## ASSIGNED TASK
Where the word "resolution" appears in a line of the entries below, count that line and give the total alone.

Recorded data
::::

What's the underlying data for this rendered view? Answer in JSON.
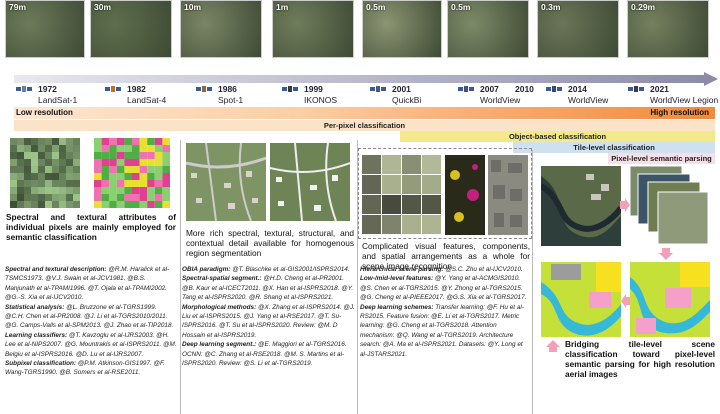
{
  "thumbnails": [
    {
      "res": "79m",
      "color": "#6d7a5a"
    },
    {
      "res": "30m",
      "color": "#5f6e4d"
    },
    {
      "res": "10m",
      "color": "#7a8566"
    },
    {
      "res": "1m",
      "color": "#6f7d5c"
    },
    {
      "res": "0.5m",
      "color": "#8b9573"
    },
    {
      "res": "0.5m",
      "color": "#7d8a68"
    },
    {
      "res": "0.3m",
      "color": "#6a7558"
    },
    {
      "res": "0.29m",
      "color": "#75805f"
    }
  ],
  "timeline": [
    {
      "year": "1972",
      "sat": "LandSat-1"
    },
    {
      "year": "1982",
      "sat": "LandSat-4"
    },
    {
      "year": "1986",
      "sat": "Spot-1"
    },
    {
      "year": "1999",
      "sat": "IKONOS"
    },
    {
      "year": "2001",
      "sat": "QuickBi"
    },
    {
      "year": "2007",
      "sat": "WorldView"
    },
    {
      "year": "2010",
      "sat": ""
    },
    {
      "year": "2014",
      "sat": "WorldView"
    },
    {
      "year": "2021",
      "sat": "WorldView Legion"
    }
  ],
  "resolution": {
    "low": "Low resolution",
    "high": "High resolution"
  },
  "bands": {
    "perpixel": "Per-pixel classification",
    "object": "Object-based classification",
    "tile": "Tile-level classification",
    "pixelsem": "Pixel-level semantic parsing"
  },
  "panels": {
    "p1_text": "Spectral and textural attributes of individual pixels are mainly employed for semantic classification",
    "p2_text": "More rich spectral, textural, structural, and contextual detail available for homogenous region segmentation",
    "p3_text": "Complicated visual features, components, and spatial arrangements as a whole for scene image recognition",
    "p4_text": "Bridging tile-level scene classification toward pixel-level semantic parsing for high resolution aerial images"
  },
  "refs": {
    "c1": [
      {
        "h": "Spectral and textural description:",
        "t": " @R.M. Haralick et al-TSMCS1973. @V.J. Swain et al-JCV1981. @B.S. Manjunath et al-TPAMI1996. @T. Ojala et al-TPAMI2002. @G.-S. Xia et al-IJCV2010."
      },
      {
        "h": "Statistical analysis:",
        "t": " @L. Bruzzone et al-TGRS1999. @C.H. Chen et al-PR2008. @J. Li et al-TGRS2010/2011. @G. Camps-Valls et al-SPM2013. @J. Zhao et al-TIP2018."
      },
      {
        "h": "Learning classifiers:",
        "t": " @T. Kavzoglu et al-IJRS2003. @H. Lee et al-NIPS2007. @G. Mountrakis et al-ISPRS2011. @M. Belgiu et al-ISPRS2016. @D. Lu et al-IJRS2007."
      },
      {
        "h": "Subpixel classification:",
        "t": " @P.M. Atkinson-GIS1997. @F. Wang-TGRS1990. @B. Somers et al-RSE2011."
      }
    ],
    "c2": [
      {
        "h": "OBIA paradigm:",
        "t": " @T. Blaschke et al-GIS2001/ISPRS2014."
      },
      {
        "h": "Spectral-spatial segment.:",
        "t": " @H.D. Cheng et al-PR2001. @B. Kaur et al-ICECT2011. @X. Han et al-ISPRS2018. @Y. Tang et al-ISPRS2020. @R. Shang et al-ISPRS2021."
      },
      {
        "h": "Morphological methods:",
        "t": " @X. Zhang et al-ISPRS2014. @J. Liu et al-ISPRS2015. @J. Yang et al-RSE2017. @T. Su-ISPRS2016. @T. Su et al-ISPRS2020. Review: @M. D Hossain et al-ISPRS2019."
      },
      {
        "h": "Deep learning segment.:",
        "t": " @E. Maggiori et al-TGRS2016. OCNN: @C. Zhang et al-RSE2018. @M. S. Martins et al-ISPRS2020. Review: @S. Li et al-TGRS2019."
      }
    ],
    "c3": [
      {
        "h": "Hierarchical scene parsing:",
        "t": " @S.C. Zhu et al-IJCV2010."
      },
      {
        "h": "Low-/mid-level features:",
        "t": " @Y. Yang et al-ACMGIS2010. @S. Chen et al-TGRS2015. @Y. Zhong et al-TGRS2015. @G. Cheng et al-PIEEE2017. @G.S. Xia et al-TGRS2017."
      },
      {
        "h": "Deep learning schemes:",
        "t": " Transfer learning: @F. Hu et al-RS2015. Feature fusion: @E. Li et al-TGRS2017. Metric learning: @G. Cheng et al-TGRS2018. Attention mechanism: @Q. Wang et al-TGRS2019. Architecture search: @A. Ma et al-ISPRS2021. Datasets: @Y. Long et al-JSTARS2021."
      }
    ]
  }
}
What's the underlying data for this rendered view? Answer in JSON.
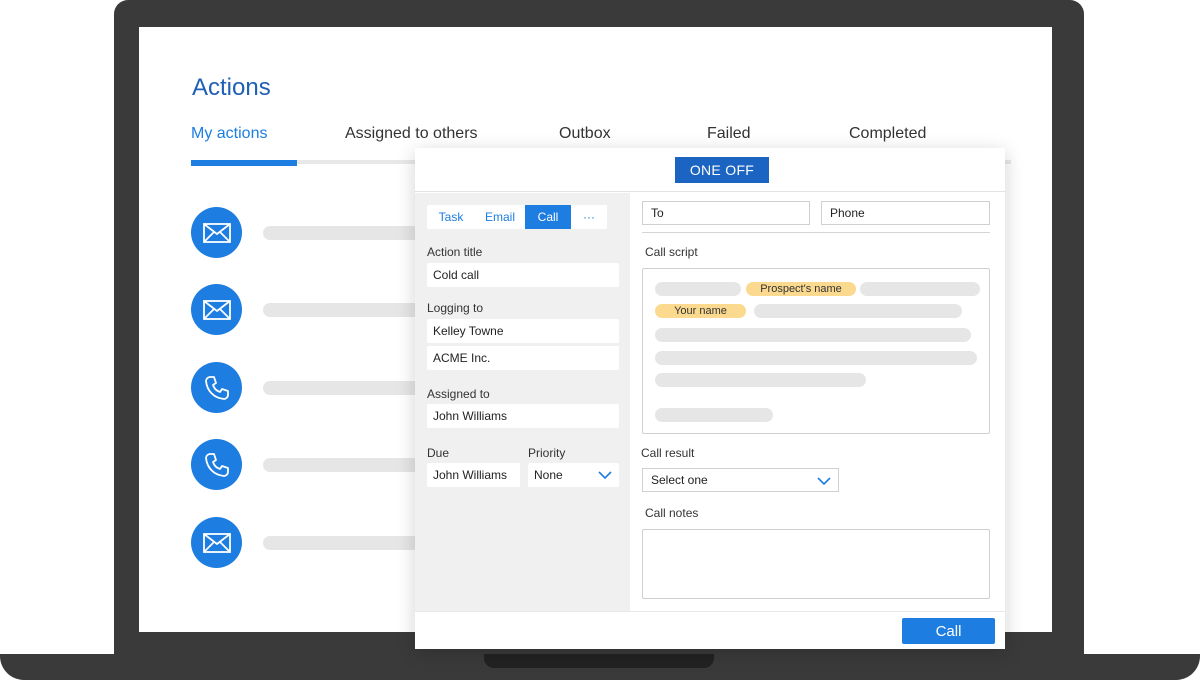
{
  "page": {
    "title": "Actions",
    "tabs": [
      "My actions",
      "Assigned to others",
      "Outbox",
      "Failed",
      "Completed"
    ]
  },
  "action_list": {
    "items": [
      {
        "icon": "envelope-icon"
      },
      {
        "icon": "envelope-icon"
      },
      {
        "icon": "phone-icon"
      },
      {
        "icon": "phone-icon"
      },
      {
        "icon": "envelope-icon"
      }
    ]
  },
  "modal": {
    "header_button": "ONE OFF",
    "type_tabs": [
      "Task",
      "Email",
      "Call",
      "···"
    ],
    "active_type": "Call",
    "action_title": {
      "label": "Action title",
      "value": "Cold call"
    },
    "logging_to": {
      "label": "Logging to",
      "contact": "Kelley Towne",
      "company": "ACME Inc."
    },
    "assigned_to": {
      "label": "Assigned to",
      "value": "John Williams"
    },
    "due": {
      "label": "Due",
      "value": "John Williams"
    },
    "priority": {
      "label": "Priority",
      "value": "None"
    },
    "to": {
      "placeholder": "To"
    },
    "phone": {
      "placeholder": "Phone"
    },
    "call_script": {
      "label": "Call script",
      "chips": [
        "Prospect's name",
        "Your name"
      ]
    },
    "call_result": {
      "label": "Call result",
      "value": "Select one"
    },
    "call_notes": {
      "label": "Call notes"
    },
    "submit_button": "Call"
  },
  "colors": {
    "accent": "#1e7de0",
    "header_button": "#1b64c2",
    "chip": "#fbd98f",
    "title": "#1f5fb4"
  }
}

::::

## OUTPUT FOR THIS TASK
4